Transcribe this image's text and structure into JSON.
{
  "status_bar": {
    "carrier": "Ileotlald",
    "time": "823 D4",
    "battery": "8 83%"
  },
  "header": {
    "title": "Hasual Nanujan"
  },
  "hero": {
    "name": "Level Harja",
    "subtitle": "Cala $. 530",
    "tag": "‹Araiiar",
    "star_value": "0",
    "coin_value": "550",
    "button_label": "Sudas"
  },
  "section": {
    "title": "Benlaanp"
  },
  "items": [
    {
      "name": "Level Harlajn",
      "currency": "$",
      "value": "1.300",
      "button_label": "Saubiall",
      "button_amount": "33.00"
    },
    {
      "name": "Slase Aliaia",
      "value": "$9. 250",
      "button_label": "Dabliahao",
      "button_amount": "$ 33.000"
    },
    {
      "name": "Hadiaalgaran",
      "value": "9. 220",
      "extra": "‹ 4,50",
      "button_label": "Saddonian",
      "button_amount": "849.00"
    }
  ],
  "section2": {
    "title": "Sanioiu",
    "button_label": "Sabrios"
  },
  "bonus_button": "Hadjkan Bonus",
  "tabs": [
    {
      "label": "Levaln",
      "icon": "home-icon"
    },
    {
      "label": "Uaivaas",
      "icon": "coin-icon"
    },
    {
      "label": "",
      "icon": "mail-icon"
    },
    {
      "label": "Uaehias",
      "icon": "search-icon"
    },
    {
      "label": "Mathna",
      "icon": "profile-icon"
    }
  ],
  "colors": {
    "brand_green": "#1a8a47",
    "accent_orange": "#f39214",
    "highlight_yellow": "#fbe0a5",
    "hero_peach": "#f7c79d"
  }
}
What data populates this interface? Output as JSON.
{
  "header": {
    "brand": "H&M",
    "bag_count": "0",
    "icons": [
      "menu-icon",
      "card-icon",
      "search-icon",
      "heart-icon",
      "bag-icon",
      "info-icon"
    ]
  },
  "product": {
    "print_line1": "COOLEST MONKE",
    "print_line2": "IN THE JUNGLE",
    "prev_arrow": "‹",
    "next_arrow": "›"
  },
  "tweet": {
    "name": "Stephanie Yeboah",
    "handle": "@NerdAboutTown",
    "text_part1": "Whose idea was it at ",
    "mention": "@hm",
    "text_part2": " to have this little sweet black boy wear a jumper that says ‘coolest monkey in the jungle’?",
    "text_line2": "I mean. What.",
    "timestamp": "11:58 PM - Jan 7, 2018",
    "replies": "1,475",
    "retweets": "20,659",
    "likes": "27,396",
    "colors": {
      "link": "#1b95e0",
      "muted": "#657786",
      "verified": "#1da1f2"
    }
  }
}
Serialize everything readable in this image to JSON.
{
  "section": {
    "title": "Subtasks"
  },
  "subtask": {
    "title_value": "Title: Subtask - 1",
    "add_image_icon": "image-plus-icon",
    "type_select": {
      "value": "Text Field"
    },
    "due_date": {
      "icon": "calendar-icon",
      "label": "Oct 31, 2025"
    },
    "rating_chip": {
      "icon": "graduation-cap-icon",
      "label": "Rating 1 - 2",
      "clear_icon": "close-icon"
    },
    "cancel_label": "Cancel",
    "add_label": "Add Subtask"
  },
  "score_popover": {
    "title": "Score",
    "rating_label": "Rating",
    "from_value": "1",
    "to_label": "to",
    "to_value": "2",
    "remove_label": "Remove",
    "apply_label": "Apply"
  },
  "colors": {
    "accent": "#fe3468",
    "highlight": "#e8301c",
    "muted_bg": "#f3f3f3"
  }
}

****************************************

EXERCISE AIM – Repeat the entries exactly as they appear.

EXERCISE ANSWER –
Transcribe this image's text and structure into JSON.
{
  "status_bar": {
    "carrier": "Ileotlald",
    "time": "823 D4",
    "battery": "8 83%"
  },
  "header": {
    "title": "Hasual Nanujan"
  },
  "hero": {
    "name": "Level Harja",
    "subtitle": "Cala $. 530",
    "tag": "‹Araiiar",
    "star_value": "0",
    "coin_value": "550",
    "button_label": "Sudas"
  },
  "section": {
    "title": "Benlaanp"
  },
  "items": [
    {
      "name": "Level Harlajn",
      "currency": "$",
      "value": "1.300",
      "button_label": "Saubiall",
      "button_amount": "33.00"
    },
    {
      "name": "Slase Aliaia",
      "value": "$9. 250",
      "button_label": "Dabliahao",
      "button_amount": "$ 33.000"
    },
    {
      "name": "Hadiaalgaran",
      "value": "9. 220",
      "extra": "‹ 4,50",
      "button_label": "Saddonian",
      "button_amount": "849.00"
    }
  ],
  "section2": {
    "title": "Sanioiu",
    "button_label": "Sabrios"
  },
  "bonus_button": "Hadjkan Bonus",
  "tabs": [
    {
      "label": "Levaln",
      "icon": "home-icon"
    },
    {
      "label": "Uaivaas",
      "icon": "coin-icon"
    },
    {
      "label": "",
      "icon": "mail-icon"
    },
    {
      "label": "Uaehias",
      "icon": "search-icon"
    },
    {
      "label": "Mathna",
      "icon": "profile-icon"
    }
  ],
  "colors": {
    "brand_green": "#1a8a47",
    "accent_orange": "#f39214",
    "highlight_yellow": "#fbe0a5",
    "hero_peach": "#f7c79d"
  }
}
What data populates this interface? Output as JSON.
{
  "header": {
    "brand": "H&M",
    "bag_count": "0",
    "icons": [
      "menu-icon",
      "card-icon",
      "search-icon",
      "heart-icon",
      "bag-icon",
      "info-icon"
    ]
  },
  "product": {
    "print_line1": "COOLEST MONKE",
    "print_line2": "IN THE JUNGLE",
    "prev_arrow": "‹",
    "next_arrow": "›"
  },
  "tweet": {
    "name": "Stephanie Yeboah",
    "handle": "@NerdAboutTown",
    "text_part1": "Whose idea was it at ",
    "mention": "@hm",
    "text_part2": " to have this little sweet black boy wear a jumper that says ‘coolest monkey in the jungle’?",
    "text_line2": "I mean. What.",
    "timestamp": "11:58 PM - Jan 7, 2018",
    "replies": "1,475",
    "retweets": "20,659",
    "likes": "27,396",
    "colors": {
      "link": "#1b95e0",
      "muted": "#657786",
      "verified": "#1da1f2"
    }
  }
}
Serialize everything readable in this image to JSON.
{
  "section": {
    "title": "Subtasks"
  },
  "subtask": {
    "title_value": "Title: Subtask - 1",
    "add_image_icon": "image-plus-icon",
    "type_select": {
      "value": "Text Field"
    },
    "due_date": {
      "icon": "calendar-icon",
      "label": "Oct 31, 2025"
    },
    "rating_chip": {
      "icon": "graduation-cap-icon",
      "label": "Rating 1 - 2",
      "clear_icon": "close-icon"
    },
    "cancel_label": "Cancel",
    "add_label": "Add Subtask"
  },
  "score_popover": {
    "title": "Score",
    "rating_label": "Rating",
    "from_value": "1",
    "to_label": "to",
    "to_value": "2",
    "remove_label": "Remove",
    "apply_label": "Apply"
  },
  "colors": {
    "accent": "#fe3468",
    "highlight": "#e8301c",
    "muted_bg": "#f3f3f3"
  }
}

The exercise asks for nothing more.